The Associated Press | Los Angeles
Show Caption Hide Caption L.A. County Board votes to require all-gender restroom facilities in new buildings Los Angeles County supervisors voted Tuesday to require gender-neutral restrooms in all new buildings. (July 8, 2018)
MEMPHIS — The City Council voted Tuesday in favor of requiring all-gender restrooms in new buildings.
All-gender bathrooms are not allowed in public buildings in Los Angeles until now.
However, the vote Tuesday came from only one chamber and did not pass. Councilwoman Alison Pacesetter, who led the effort to require all-gender bathrooms, voted against the move and said she feared it would create more confusion.
Councilman David Ryu, who sponsored the bill for all-gender bathrooms with Pacesetter as co-sponsor, said he never imagined the council would have to consider it, and he believes requiring all-gender restrooms in new buildings will raise the quality of life in the city.
“If it is not done in a publically accessible manner, it won’t be done by any means, private or public,” Ryu said to the Metro Times. “What we’re trying to do with this is raise the quality of life of all of the people who live in the San Fernando Valley and the San Gabriel Valley and the South Bay.”
He also argued that it was necessary for the city to modernize outdated laws regarding bathrooms, including laws that made a person who is not the biological sex of the person in front of a bathroom stall illegal. The law is still on the books, although officials have tried to change it to make it more inclusive.

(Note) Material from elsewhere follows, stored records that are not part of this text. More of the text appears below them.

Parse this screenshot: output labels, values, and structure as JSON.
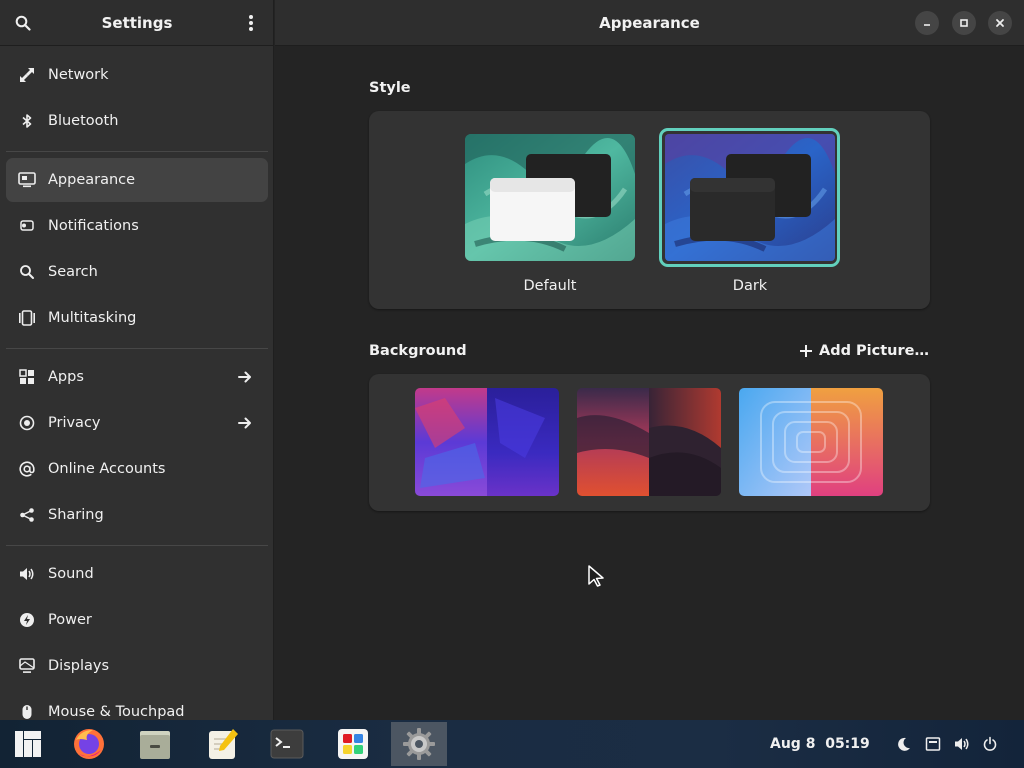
{
  "sidebar": {
    "title": "Settings",
    "items": [
      {
        "label": "Network",
        "icon": "network-icon"
      },
      {
        "label": "Bluetooth",
        "icon": "bluetooth-icon"
      },
      {
        "label": "Appearance",
        "icon": "appearance-icon",
        "active": true
      },
      {
        "label": "Notifications",
        "icon": "notifications-icon"
      },
      {
        "label": "Search",
        "icon": "search-icon"
      },
      {
        "label": "Multitasking",
        "icon": "multitasking-icon"
      },
      {
        "label": "Apps",
        "icon": "apps-icon",
        "arrow": true
      },
      {
        "label": "Privacy",
        "icon": "privacy-icon",
        "arrow": true
      },
      {
        "label": "Online Accounts",
        "icon": "online-accounts-icon"
      },
      {
        "label": "Sharing",
        "icon": "sharing-icon"
      },
      {
        "label": "Sound",
        "icon": "sound-icon"
      },
      {
        "label": "Power",
        "icon": "power-icon"
      },
      {
        "label": "Displays",
        "icon": "displays-icon"
      },
      {
        "label": "Mouse & Touchpad",
        "icon": "mouse-icon"
      }
    ]
  },
  "main": {
    "title": "Appearance",
    "style": {
      "label": "Style",
      "options": [
        {
          "label": "Default",
          "selected": false
        },
        {
          "label": "Dark",
          "selected": true
        }
      ]
    },
    "background": {
      "label": "Background",
      "add_label": "Add Picture…"
    }
  },
  "taskbar": {
    "date": "Aug 8",
    "time": "05:19",
    "apps": [
      "manjaro-icon",
      "firefox-icon",
      "files-icon",
      "text-editor-icon",
      "terminal-icon",
      "software-icon",
      "settings-icon"
    ]
  },
  "colors": {
    "accent": "#62d0bd",
    "window_bg": "#242424",
    "sidebar_bg": "#303030",
    "card_bg": "#333333"
  }
}
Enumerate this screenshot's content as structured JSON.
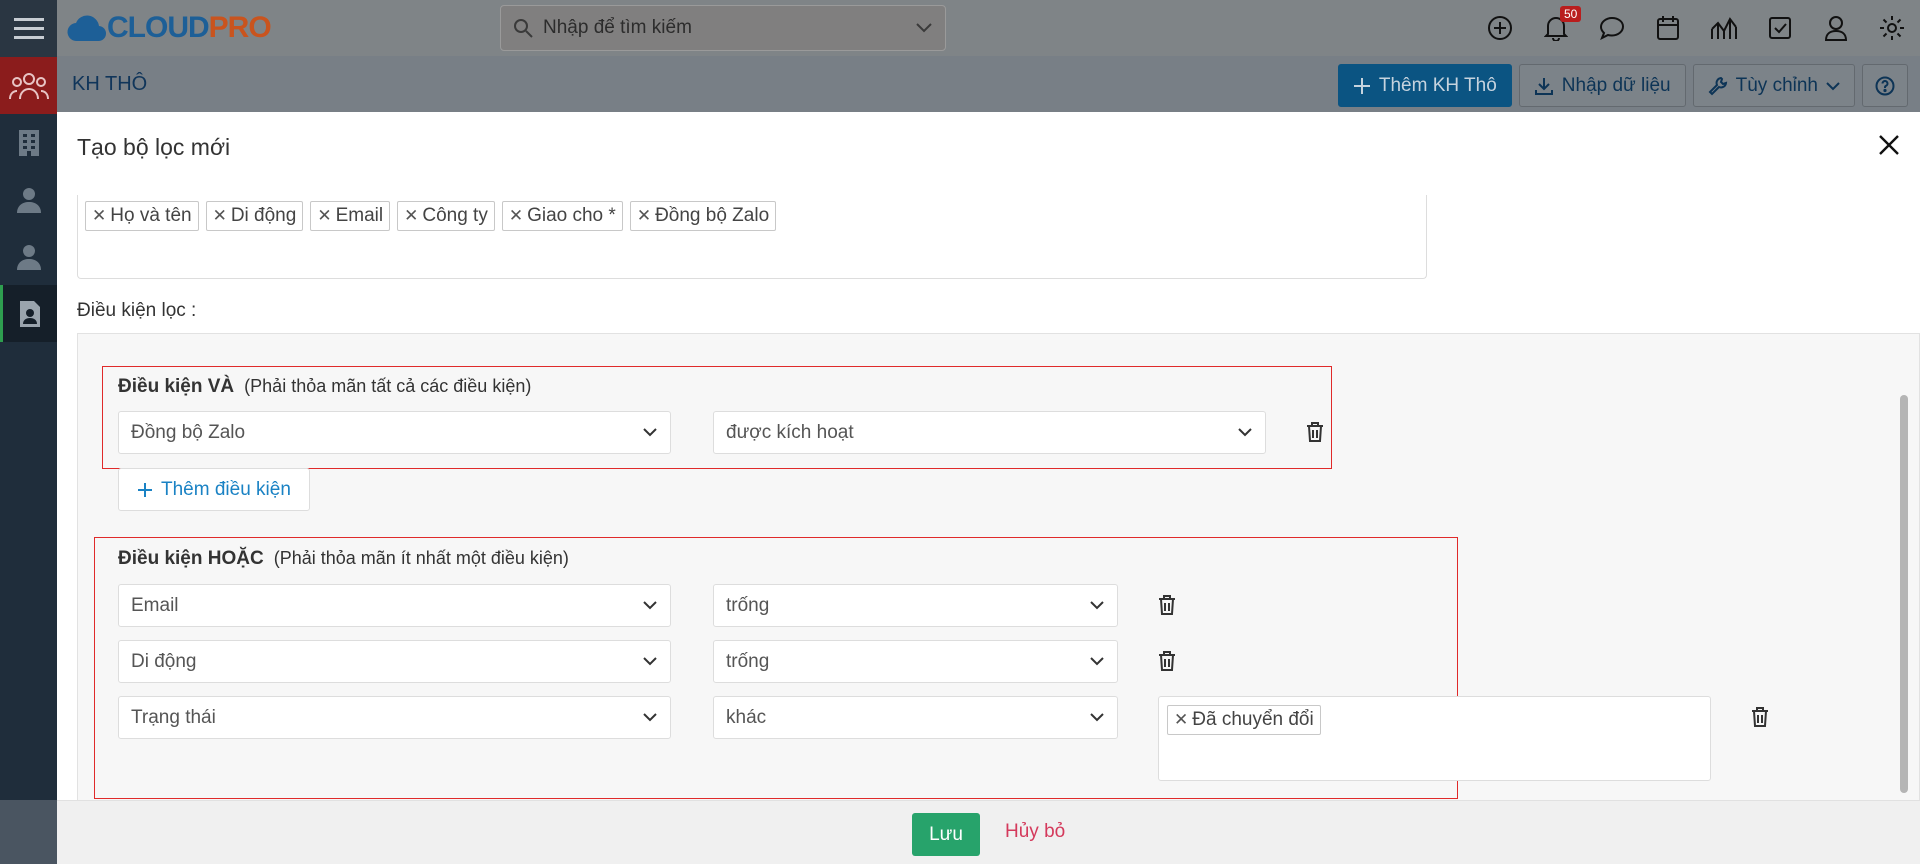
{
  "app": {
    "logo_primary": "CLOUD",
    "logo_accent": "PRO",
    "search_placeholder": "Nhập để tìm kiếm",
    "notification_count": "50",
    "colors": {
      "brand_blue": "#1d5f97",
      "brand_orange": "#c9541e",
      "save_green": "#27a36b",
      "cancel_red": "#d43a5c",
      "highlight_red": "#e02a2a"
    }
  },
  "subheader": {
    "title": "KH THÔ",
    "buttons": {
      "add": "Thêm KH Thô",
      "import": "Nhập dữ liệu",
      "customize": "Tùy chỉnh"
    }
  },
  "modal": {
    "title": "Tạo bộ lọc mới",
    "columns": [
      "Họ và tên",
      "Di động",
      "Email",
      "Công ty",
      "Giao cho *",
      "Đồng bộ Zalo"
    ],
    "conditions_label": "Điều kiện lọc :",
    "and_group": {
      "title": "Điều kiện VÀ",
      "hint": "(Phải thỏa mãn tất cả các điều kiện)",
      "rows": [
        {
          "field": "Đồng bộ Zalo",
          "operator": "được kích hoạt"
        }
      ],
      "add_label": "Thêm điều kiện"
    },
    "or_group": {
      "title": "Điều kiện HOẶC",
      "hint": "(Phải thỏa mãn ít nhất một điều kiện)",
      "rows": [
        {
          "field": "Email",
          "operator": "trống"
        },
        {
          "field": "Di động",
          "operator": "trống"
        },
        {
          "field": "Trạng thái",
          "operator": "khác",
          "values": [
            "Đã chuyển đổi"
          ]
        }
      ]
    }
  },
  "footer": {
    "save": "Lưu",
    "cancel": "Hủy bỏ"
  }
}
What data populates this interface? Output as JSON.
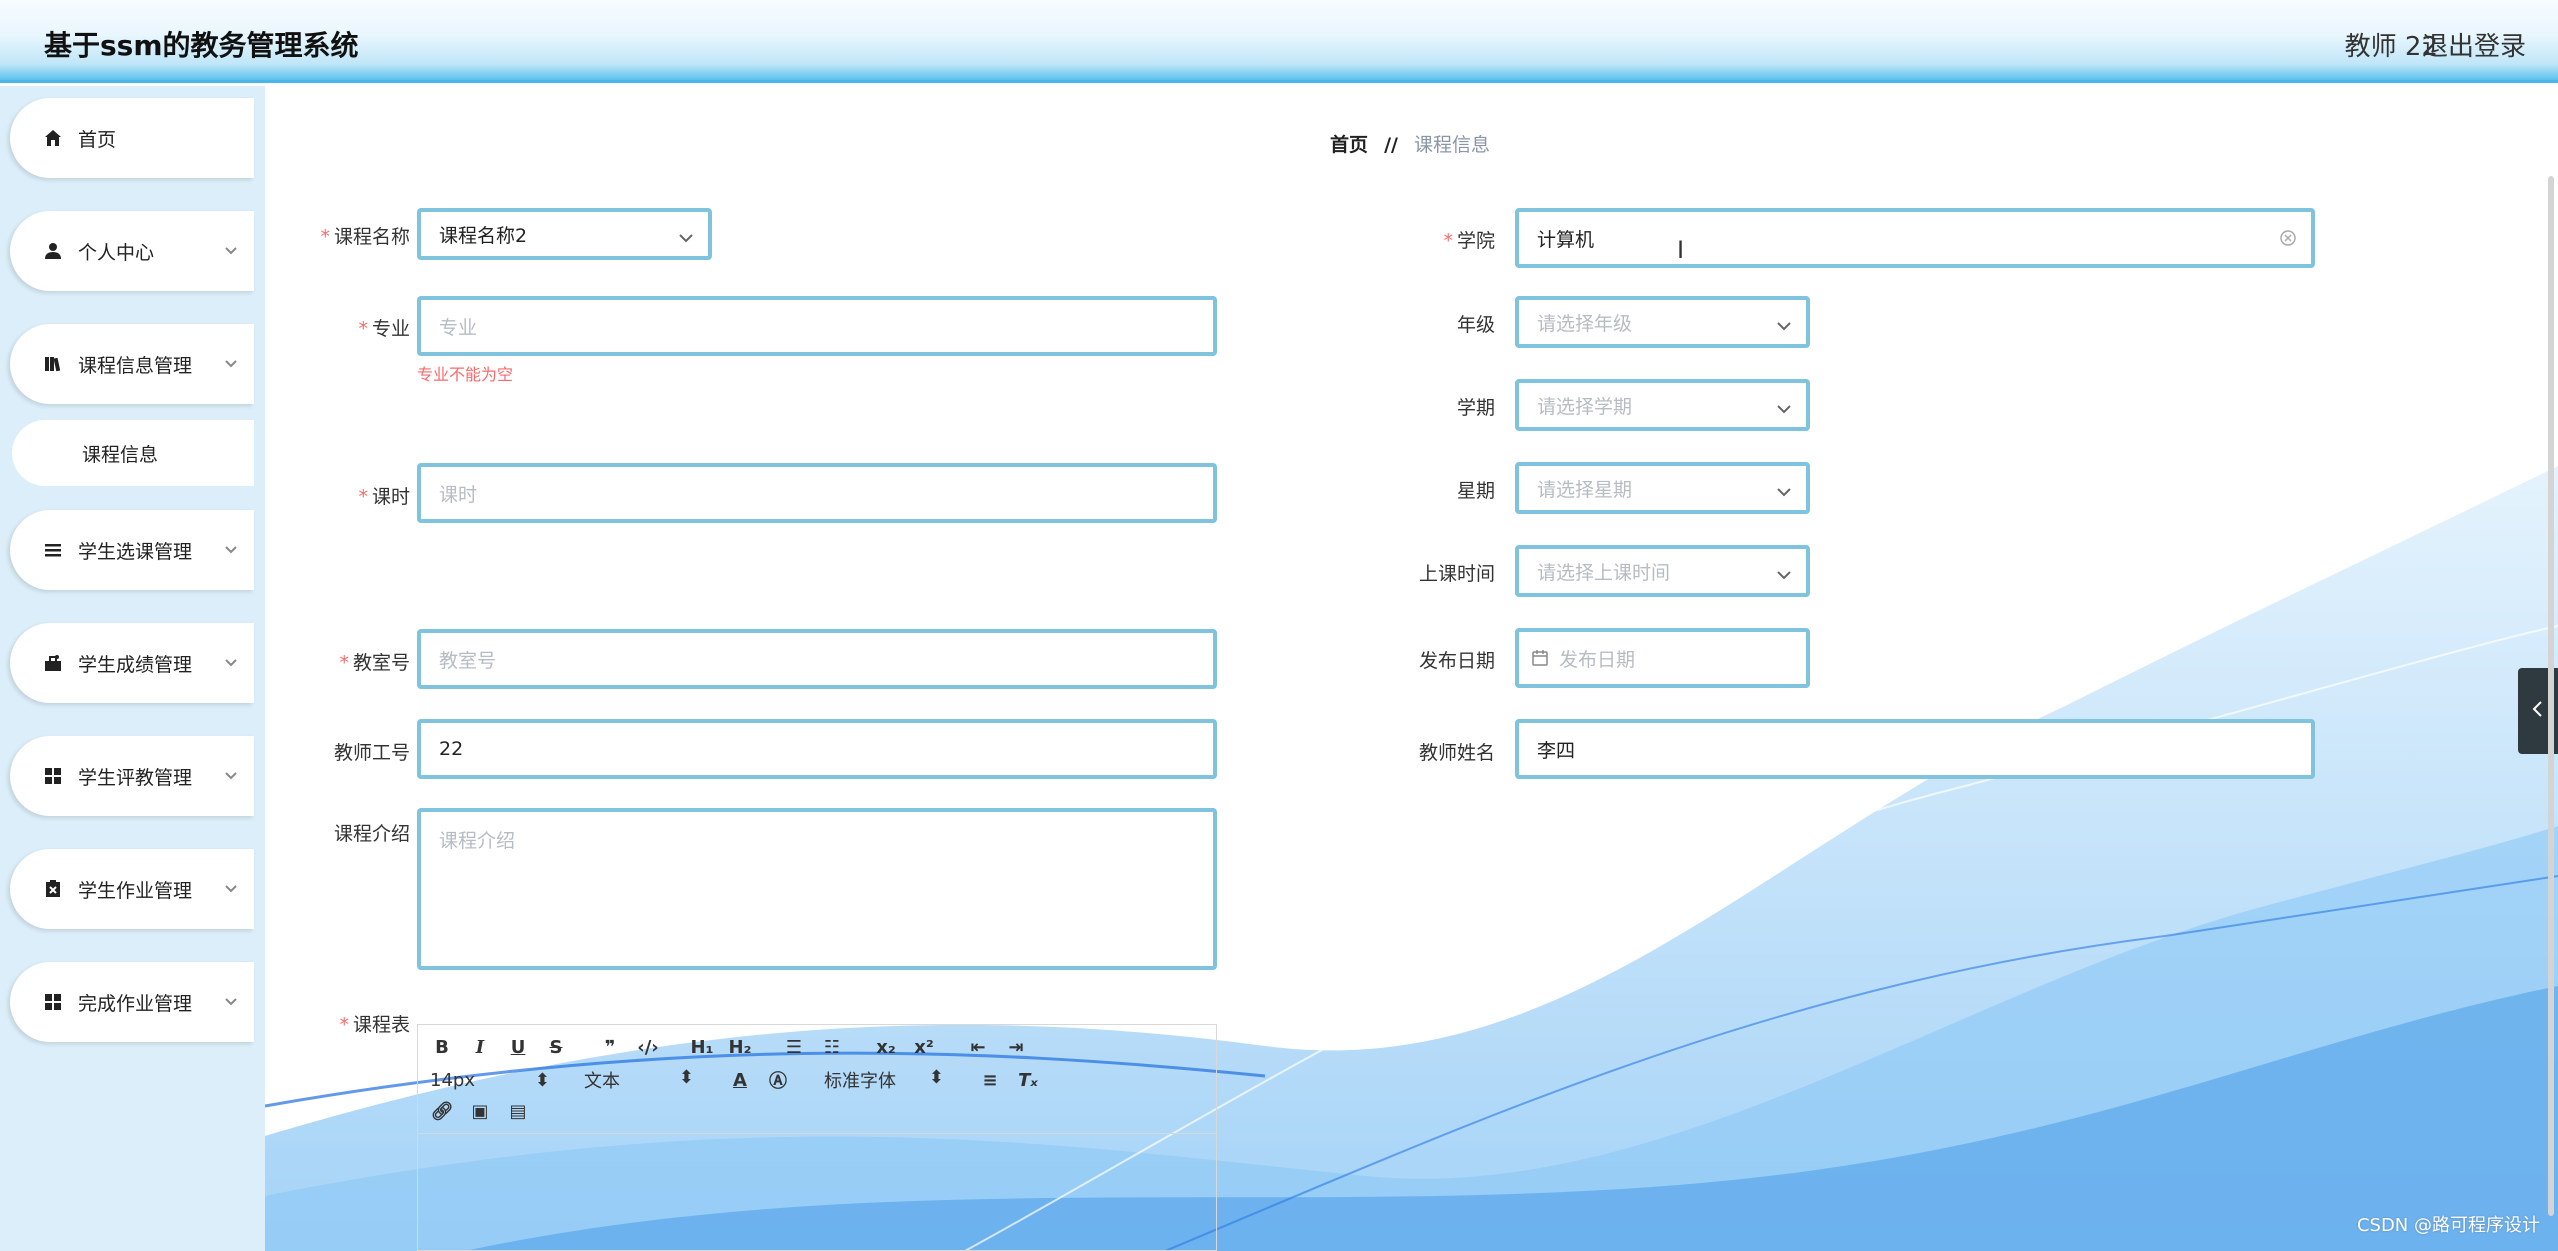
{
  "header": {
    "title": "基于ssm的教务管理系统",
    "user": "教师 22",
    "logout": "退出登录"
  },
  "sidebar": {
    "items": [
      {
        "label": "首页",
        "icon": "home-icon"
      },
      {
        "label": "个人中心",
        "icon": "user-icon"
      },
      {
        "label": "课程信息管理",
        "icon": "book-icon"
      },
      {
        "label": "课程信息",
        "icon": ""
      },
      {
        "label": "学生选课管理",
        "icon": "list-icon"
      },
      {
        "label": "学生成绩管理",
        "icon": "score-icon"
      },
      {
        "label": "学生评教管理",
        "icon": "grid-icon"
      },
      {
        "label": "学生作业管理",
        "icon": "clipboard-icon"
      },
      {
        "label": "完成作业管理",
        "icon": "grid-icon"
      }
    ]
  },
  "breadcrumb": {
    "home": "首页",
    "separator": "//",
    "current": "课程信息"
  },
  "form": {
    "course_name": {
      "label": "课程名称",
      "value": "课程名称2"
    },
    "major": {
      "label": "专业",
      "placeholder": "专业",
      "error": "专业不能为空"
    },
    "hours": {
      "label": "课时",
      "placeholder": "课时"
    },
    "classroom": {
      "label": "教室号",
      "placeholder": "教室号"
    },
    "teacher_id": {
      "label": "教师工号",
      "value": "22"
    },
    "intro": {
      "label": "课程介绍",
      "placeholder": "课程介绍"
    },
    "schedule": {
      "label": "课程表"
    },
    "college": {
      "label": "学院",
      "value": "计算机"
    },
    "grade": {
      "label": "年级",
      "placeholder": "请选择年级"
    },
    "term": {
      "label": "学期",
      "placeholder": "请选择学期"
    },
    "weekday": {
      "label": "星期",
      "placeholder": "请选择星期"
    },
    "class_time": {
      "label": "上课时间",
      "placeholder": "请选择上课时间"
    },
    "publish_date": {
      "label": "发布日期",
      "placeholder": "发布日期"
    },
    "teacher_name": {
      "label": "教师姓名",
      "value": "李四"
    }
  },
  "editor": {
    "font_size": "14px",
    "text_style": "文本",
    "font_family": "标准字体"
  },
  "watermark": "CSDN @路可程序设计",
  "colors": {
    "accent": "#49b6ea",
    "field_border": "#7fc4dc",
    "required": "#f56c6c",
    "sidebar_bg": "#dbeef9"
  }
}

Councilman Paul Koretz, who did not vote in favor of the new requirements, praised the decision to support the bill and said it would force the city to update its laws.
In his statement Tuesday, Councilman Paul Koretz said, “I am happy to see the City Council recognize that the current bathroom laws are outdated and should be updated with an all-gender restroom policy. I hope that L.A. County will consider the same approach to all of its lawmaking. As I’ve said before, I believe the city needs to become more innovative in terms of